I asked her how she manages to hire and retain her great employees. (None of her employees who remain in the state have moved on to other distributors.) She said, “Personnel is a challenging area. In a lot of ways, it is still a crap shoot. Basically I look for someone who would be a good fit in the company, someone who is interested in wine and has a desire to sell in the market. It’s difficult to make the transition from buyer to seller, and it doesn’t always work out. Selling is tough, a lot of times the door is slammed in your face. So as a team we encourage and reinforce each other’s confidence. We support each other like a family, we’re united.
This industry is really about relationships and relationships are fun. We are fortunate to be able to sell “best in category” wines that we are proud of. They are wines that I would be happy to have on my own table. That is not to say that we don’t feel the pressures and stresses of the daily grind, sure we do. I’ve probably lost some sales along the way because I don’t play some of those games out there. But at the end of the day, if you treat everyone with honesty and integrity, you have nothing to be ashamed of, and you can go to sleep at night knowing that.
Sure screw-ups happen, but they’re not intentional. It is our goal to represent the wineries well and to provide great customer service. To accomplish this we all work as a team. We tap each other’s strengths in different areas for example Jim Powlan on Maui is an expert in Burgundy and Sky Cameron is an expert in Spanish wines. We all help each other to meet our goals. I think we have good employee longevity because we are true to who we are and our employees trust and enjoy working with us.”
If the tone of a company comes from the top down, then Nancy hums an irresistible harmony that none of her staff can resist. Though she sees herself as a part of the team, she is really the conductor, catching their attention and ensuring that everyone plays in tune. Her staff always speaks very highly of her. She is always so gracious and compassionate and unruffled with a soothingly disarming smile. I asked her how she withstands the stresses of the industry so remarkably, and she said, “I trust that things will work out for the best. I think it’s important to do business in such a way that you are comfortable in your own skin, so I conduct business honestly. You still have to go to sleep at night. For some of my staff, they get all wrapped up in the stresses of the day, and I tell them, “It’s not life and death. It’s only the wine industry.”

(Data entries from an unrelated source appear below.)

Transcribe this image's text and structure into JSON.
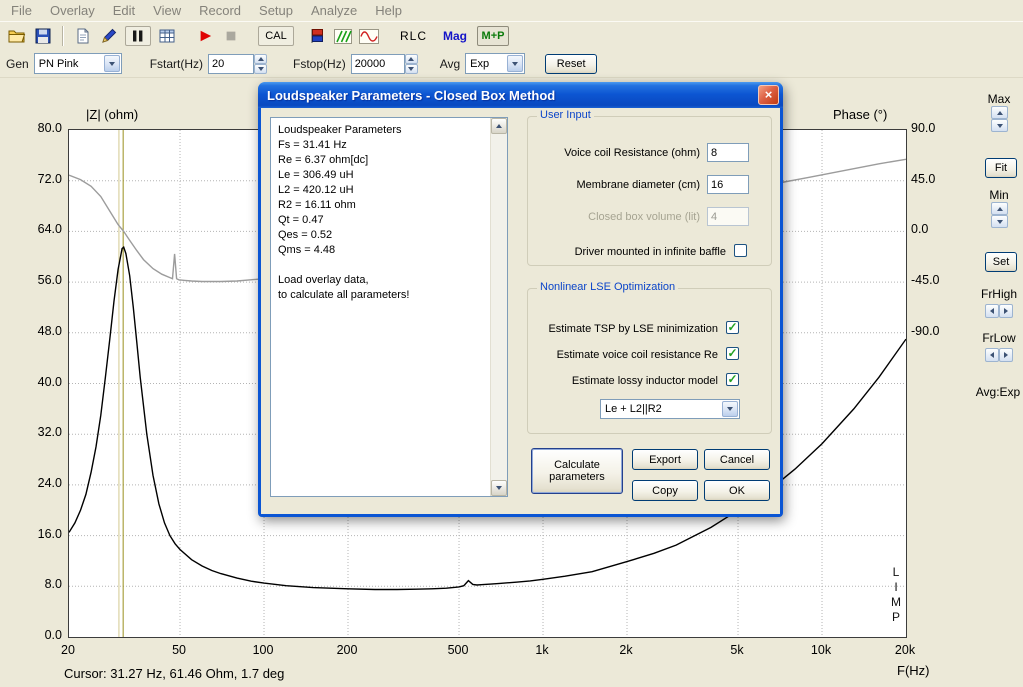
{
  "menu": {
    "items": [
      "File",
      "Overlay",
      "Edit",
      "View",
      "Record",
      "Setup",
      "Analyze",
      "Help"
    ]
  },
  "toolbar": {
    "cal_label": "CAL",
    "rlc_label": "RLC",
    "mag_label": "Mag",
    "mp_label": "M+P"
  },
  "generator": {
    "gen_label": "Gen",
    "gen_value": "PN Pink",
    "fstart_label": "Fstart(Hz)",
    "fstart_value": "20",
    "fstop_label": "Fstop(Hz)",
    "fstop_value": "20000",
    "avg_label": "Avg",
    "avg_value": "Exp",
    "reset_label": "Reset"
  },
  "scale_panel": {
    "max_label": "Max",
    "fit_label": "Fit",
    "min_label": "Min",
    "set_label": "Set",
    "frhigh_label": "FrHigh",
    "frlow_label": "FrLow",
    "avg_text": "Avg:Exp"
  },
  "status": {
    "cursor_text": "Cursor: 31.27 Hz, 61.46 Ohm, 1.7 deg"
  },
  "chart_data": {
    "type": "line",
    "x_scale": "log",
    "xlabel": "F(Hz)",
    "left_axis_title": "|Z| (ohm)",
    "right_axis_title": "Phase (°)",
    "xlim": [
      20,
      20000
    ],
    "ylim_left": [
      0,
      80
    ],
    "ylim_right_deg": [
      -90,
      90
    ],
    "x_ticks": [
      {
        "v": 20,
        "t": "20"
      },
      {
        "v": 50,
        "t": "50"
      },
      {
        "v": 100,
        "t": "100"
      },
      {
        "v": 200,
        "t": "200"
      },
      {
        "v": 500,
        "t": "500"
      },
      {
        "v": 1000,
        "t": "1k"
      },
      {
        "v": 2000,
        "t": "2k"
      },
      {
        "v": 5000,
        "t": "5k"
      },
      {
        "v": 10000,
        "t": "10k"
      },
      {
        "v": 20000,
        "t": "20k"
      }
    ],
    "y_ticks_left": [
      80,
      72,
      64,
      56,
      48,
      40,
      32,
      24,
      16,
      8,
      0
    ],
    "y_ticks_right": [
      90,
      45,
      0,
      -45,
      -90
    ],
    "phase_map": {
      "center_ohm": 64,
      "ohm_per_deg": 0.17778
    },
    "cursor": {
      "freq_hz": 31.27,
      "impedance_ohm": 61.46,
      "phase_deg": 1.7
    },
    "marker_freq_hz": 30.2,
    "colors": {
      "impedance": "#000000",
      "phase": "#9c9c9c",
      "cursor": "#998f1e",
      "marker": "#d2c98f",
      "grid": "#b4b4b4"
    },
    "watermark": "LIMP",
    "series": [
      {
        "name": "impedance",
        "unit": "ohm",
        "color": "#000000",
        "x": [
          20,
          21,
          22,
          23,
          24,
          25,
          26,
          27,
          28,
          29,
          30,
          31,
          31.4,
          32,
          33,
          34,
          35,
          36,
          38,
          40,
          42,
          44,
          46,
          48,
          50,
          55,
          60,
          65,
          70,
          80,
          90,
          100,
          120,
          150,
          200,
          250,
          300,
          350,
          400,
          450,
          500,
          520,
          540,
          560,
          580,
          600,
          650,
          700,
          800,
          900,
          1000,
          1200,
          1500,
          2000,
          2500,
          3000,
          4000,
          5000,
          6000,
          8000,
          10000,
          13000,
          16000,
          20000
        ],
        "y": [
          16.5,
          18,
          20,
          22.5,
          26,
          30,
          35,
          41,
          47,
          53,
          58,
          61.3,
          61.5,
          60.5,
          57,
          52,
          46.5,
          41,
          32,
          25.5,
          21,
          18,
          16,
          14.7,
          13.8,
          12.2,
          11.2,
          10.5,
          10,
          9.3,
          8.8,
          8.5,
          8.1,
          7.8,
          7.6,
          7.5,
          7.5,
          7.55,
          7.6,
          7.7,
          7.9,
          8.1,
          8.9,
          8.3,
          8.2,
          8.25,
          8.35,
          8.45,
          8.65,
          8.85,
          9.1,
          9.6,
          10.3,
          11.9,
          13.2,
          14.5,
          17.3,
          20,
          22,
          26.5,
          30.5,
          36,
          41,
          47
        ]
      },
      {
        "name": "phase",
        "unit": "deg",
        "color": "#9c9c9c",
        "x": [
          20,
          22,
          24,
          26,
          28,
          30,
          31.4,
          33,
          35,
          37,
          40,
          43,
          46,
          47,
          47.8,
          48.6,
          49.5,
          52,
          55,
          60,
          70,
          80,
          100,
          120,
          150,
          200,
          250,
          300,
          400,
          500,
          520,
          540,
          560,
          600,
          700,
          800,
          1000,
          1300,
          1700,
          2200,
          3000,
          4000,
          5000,
          7000,
          9000,
          12000,
          16000,
          20000
        ],
        "y": [
          50,
          46,
          40,
          31,
          18,
          6,
          0,
          -8,
          -17,
          -25,
          -33,
          -38,
          -41,
          -42,
          -20,
          -42,
          -43,
          -43.5,
          -44,
          -44.5,
          -44.5,
          -44,
          -42,
          -40,
          -37,
          -32,
          -28,
          -25,
          -19,
          -14,
          -13,
          -20,
          -11,
          -10,
          -6,
          -3,
          1,
          6,
          12,
          18,
          25,
          31,
          36,
          43,
          48,
          54,
          60,
          64
        ]
      }
    ]
  },
  "dialog": {
    "title": "Loudspeaker Parameters - Closed Box Method",
    "params_text": [
      "Loudspeaker Parameters",
      "Fs = 31.41 Hz",
      "Re = 6.37 ohm[dc]",
      "Le = 306.49 uH",
      "L2 = 420.12 uH",
      "R2 = 16.11 ohm",
      "Qt = 0.47",
      "Qes = 0.52",
      "Qms = 4.48",
      "",
      "Load overlay data,",
      "to calculate all parameters!"
    ],
    "user_input": {
      "caption": "User Input",
      "rows": [
        {
          "label": "Voice coil Resistance (ohm)",
          "value": "8"
        },
        {
          "label": "Membrane diameter (cm)",
          "value": "16"
        },
        {
          "label": "Closed box volume (lit)",
          "value": "4"
        }
      ],
      "baffle_label": "Driver mounted in infinite baffle",
      "baffle_checked": false
    },
    "lse": {
      "caption": "Nonlinear LSE Optimization",
      "checkboxes": [
        {
          "label": "Estimate TSP by LSE minimization",
          "checked": true
        },
        {
          "label": "Estimate voice coil resistance Re",
          "checked": true
        },
        {
          "label": "Estimate lossy inductor model",
          "checked": true
        }
      ],
      "inductor_model_value": "Le + L2||R2"
    },
    "buttons": {
      "calculate": "Calculate parameters",
      "export": "Export",
      "cancel": "Cancel",
      "copy": "Copy",
      "ok": "OK"
    }
  }
}
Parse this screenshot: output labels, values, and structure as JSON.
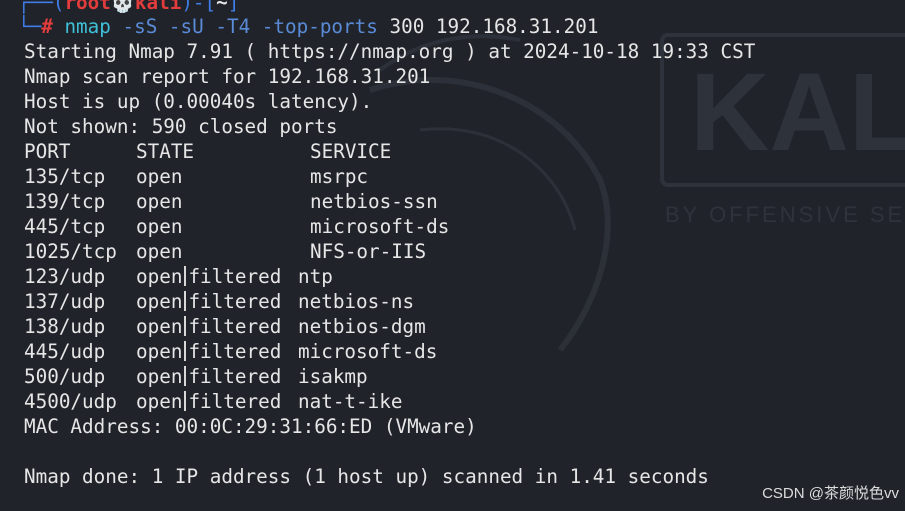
{
  "prompt": {
    "corner_top": "┌──(",
    "user": "root",
    "skull": "💀",
    "host": "kali",
    "close_paren": ")-[",
    "dir": "~",
    "close_bracket": "]",
    "corner_bottom": "└─",
    "hash": "#",
    "command": "nmap",
    "args": "-sS -sU -T4 -top-ports",
    "tail": "300 192.168.31.201"
  },
  "output": {
    "starting": "Starting Nmap 7.91 ( https://nmap.org ) at 2024-10-18 19:33 CST",
    "report": "Nmap scan report for 192.168.31.201",
    "host_up": "Host is up (0.00040s latency).",
    "not_shown": "Not shown: 590 closed ports",
    "header": {
      "port": "PORT",
      "state": "STATE",
      "service": "SERVICE"
    },
    "rows": [
      {
        "port": "135/tcp",
        "state": "open",
        "filtered": "",
        "service": "msrpc"
      },
      {
        "port": "139/tcp",
        "state": "open",
        "filtered": "",
        "service": "netbios-ssn"
      },
      {
        "port": "445/tcp",
        "state": "open",
        "filtered": "",
        "service": "microsoft-ds"
      },
      {
        "port": "1025/tcp",
        "state": "open",
        "filtered": "",
        "service": "NFS-or-IIS"
      },
      {
        "port": "123/udp",
        "state": "open",
        "filtered": "filtered",
        "service": "ntp"
      },
      {
        "port": "137/udp",
        "state": "open",
        "filtered": "filtered",
        "service": "netbios-ns"
      },
      {
        "port": "138/udp",
        "state": "open",
        "filtered": "filtered",
        "service": "netbios-dgm"
      },
      {
        "port": "445/udp",
        "state": "open",
        "filtered": "filtered",
        "service": "microsoft-ds"
      },
      {
        "port": "500/udp",
        "state": "open",
        "filtered": "filtered",
        "service": "isakmp"
      },
      {
        "port": "4500/udp",
        "state": "open",
        "filtered": "filtered",
        "service": "nat-t-ike"
      }
    ],
    "mac": "MAC Address: 00:0C:29:31:66:ED (VMware)",
    "done": "Nmap done: 1 IP address (1 host up) scanned in 1.41 seconds"
  },
  "watermark": {
    "brand": "KAL",
    "tagline": "BY OFFENSIVE SE"
  },
  "badge": "CSDN @茶颜悦色vv",
  "colors": {
    "background": "#20232a",
    "text": "#e6e6e6",
    "prompt_red": "#e23c3c",
    "prompt_blue": "#3f7ee8",
    "command_cyan": "#3fc0d8"
  }
}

Certified Sommelier, General Manager, President Liane was born and raised in Honolulu, Hawaii. She graduated from the Kamehameha Schools in 1977, and worked in the bookkeeping department of Villa Roma, a women’s retail clothing store owned by her mother Audrey Fu, before flying off to college in New York City. She was a physics major at New York University (NYU). In her first semester, she attended a concert that was interpreted for the deaf. She became fascinated by the idea of communication through movement which for her was kind of like hula on steroids.